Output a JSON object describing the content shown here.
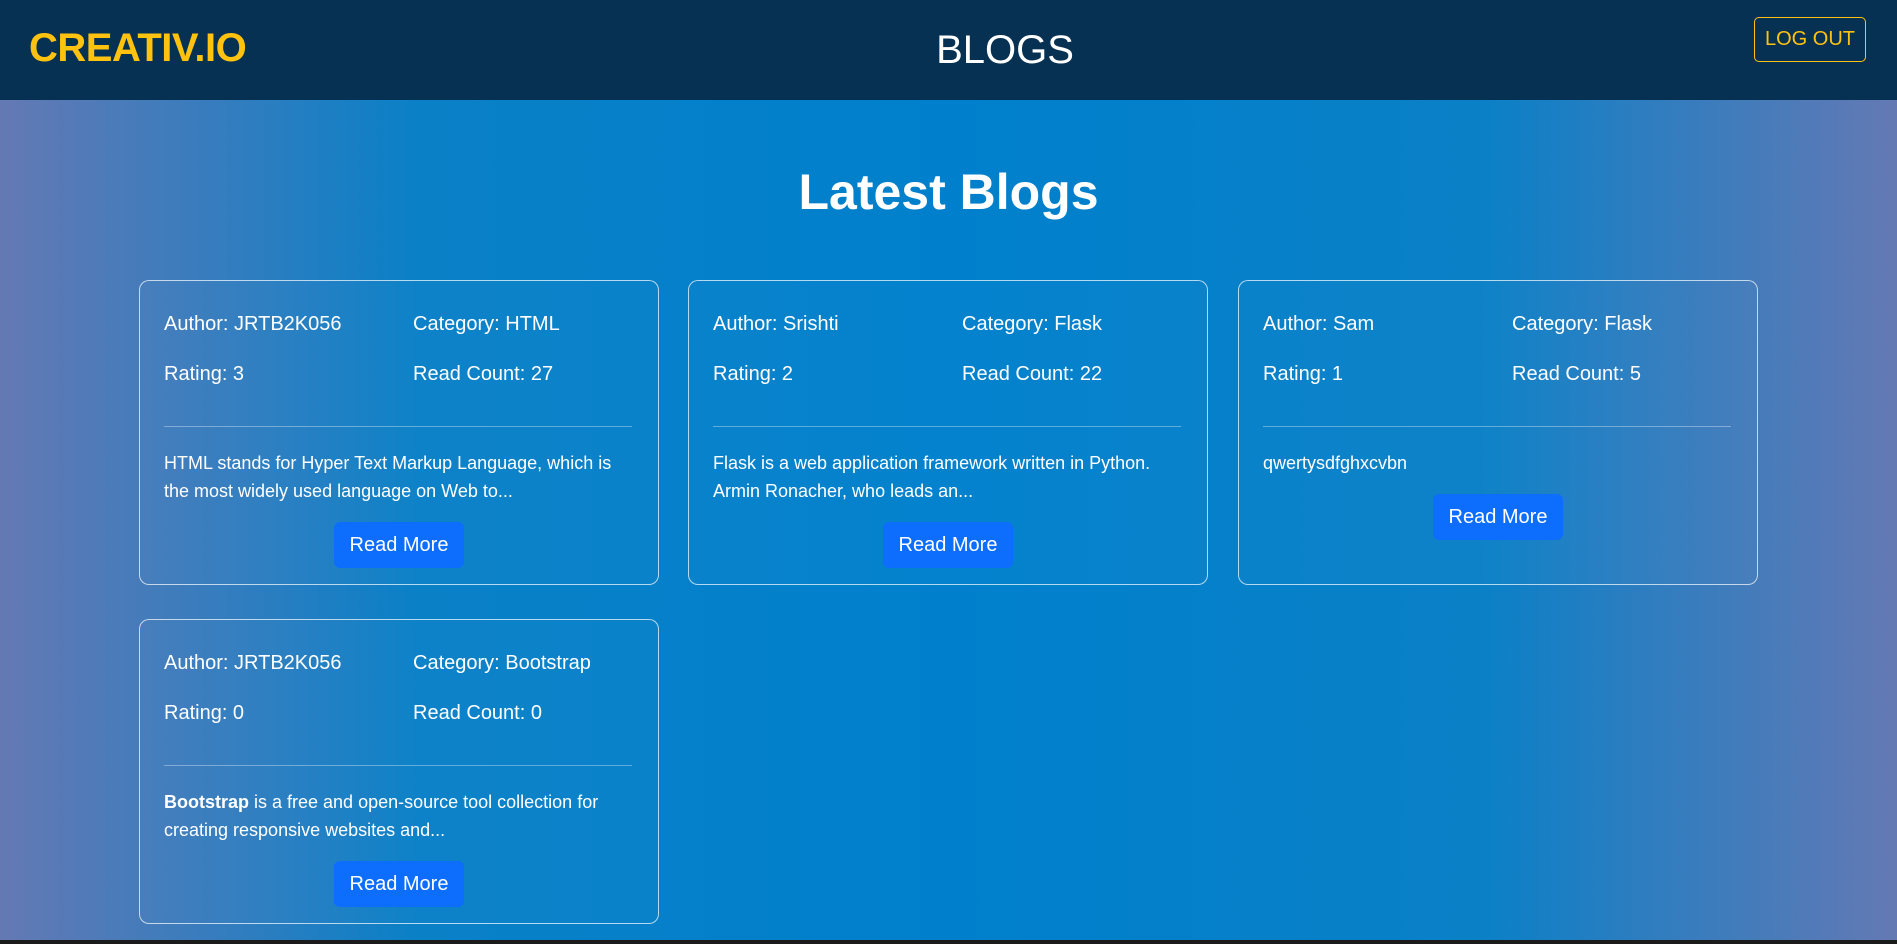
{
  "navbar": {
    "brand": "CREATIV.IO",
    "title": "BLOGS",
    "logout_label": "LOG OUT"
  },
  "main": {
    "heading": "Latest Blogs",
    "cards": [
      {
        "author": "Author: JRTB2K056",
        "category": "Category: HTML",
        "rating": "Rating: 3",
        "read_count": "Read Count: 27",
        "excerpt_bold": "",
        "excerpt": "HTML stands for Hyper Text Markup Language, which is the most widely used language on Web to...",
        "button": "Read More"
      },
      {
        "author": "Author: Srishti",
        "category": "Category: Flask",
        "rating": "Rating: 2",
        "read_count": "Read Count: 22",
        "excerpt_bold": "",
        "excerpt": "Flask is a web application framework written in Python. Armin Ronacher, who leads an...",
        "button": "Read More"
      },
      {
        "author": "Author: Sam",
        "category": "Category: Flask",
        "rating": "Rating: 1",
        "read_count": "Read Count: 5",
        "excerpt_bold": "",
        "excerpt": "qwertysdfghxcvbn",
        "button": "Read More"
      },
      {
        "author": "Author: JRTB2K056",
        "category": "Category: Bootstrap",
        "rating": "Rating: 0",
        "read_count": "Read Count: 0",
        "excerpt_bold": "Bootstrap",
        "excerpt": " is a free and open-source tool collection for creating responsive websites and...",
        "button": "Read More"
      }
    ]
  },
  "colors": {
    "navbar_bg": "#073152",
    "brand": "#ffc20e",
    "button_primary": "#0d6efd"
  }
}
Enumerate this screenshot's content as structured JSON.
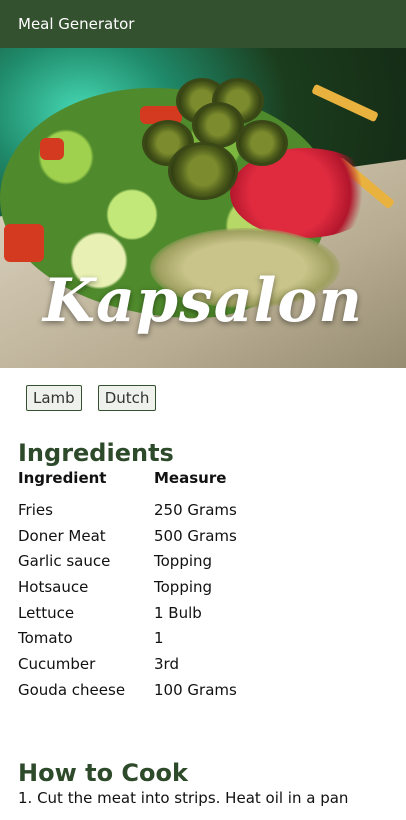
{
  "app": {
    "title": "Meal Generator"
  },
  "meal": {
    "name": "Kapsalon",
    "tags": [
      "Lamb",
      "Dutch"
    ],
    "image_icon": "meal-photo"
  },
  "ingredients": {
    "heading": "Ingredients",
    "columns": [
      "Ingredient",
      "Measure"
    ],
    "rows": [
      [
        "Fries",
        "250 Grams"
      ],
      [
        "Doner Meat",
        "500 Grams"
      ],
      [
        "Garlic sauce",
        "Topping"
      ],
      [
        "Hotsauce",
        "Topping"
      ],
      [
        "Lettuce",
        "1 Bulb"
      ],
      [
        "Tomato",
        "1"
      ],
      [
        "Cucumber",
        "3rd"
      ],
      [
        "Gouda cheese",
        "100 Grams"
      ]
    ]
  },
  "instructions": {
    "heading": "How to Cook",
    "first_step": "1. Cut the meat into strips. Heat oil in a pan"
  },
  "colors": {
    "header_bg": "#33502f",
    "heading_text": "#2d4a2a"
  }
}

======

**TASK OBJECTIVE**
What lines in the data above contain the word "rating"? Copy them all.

**THE ANSWER**
        "rating": "Rating: 3",
        "rating": "Rating: 2",
        "rating": "Rating: 1",
        "rating": "Rating: 0",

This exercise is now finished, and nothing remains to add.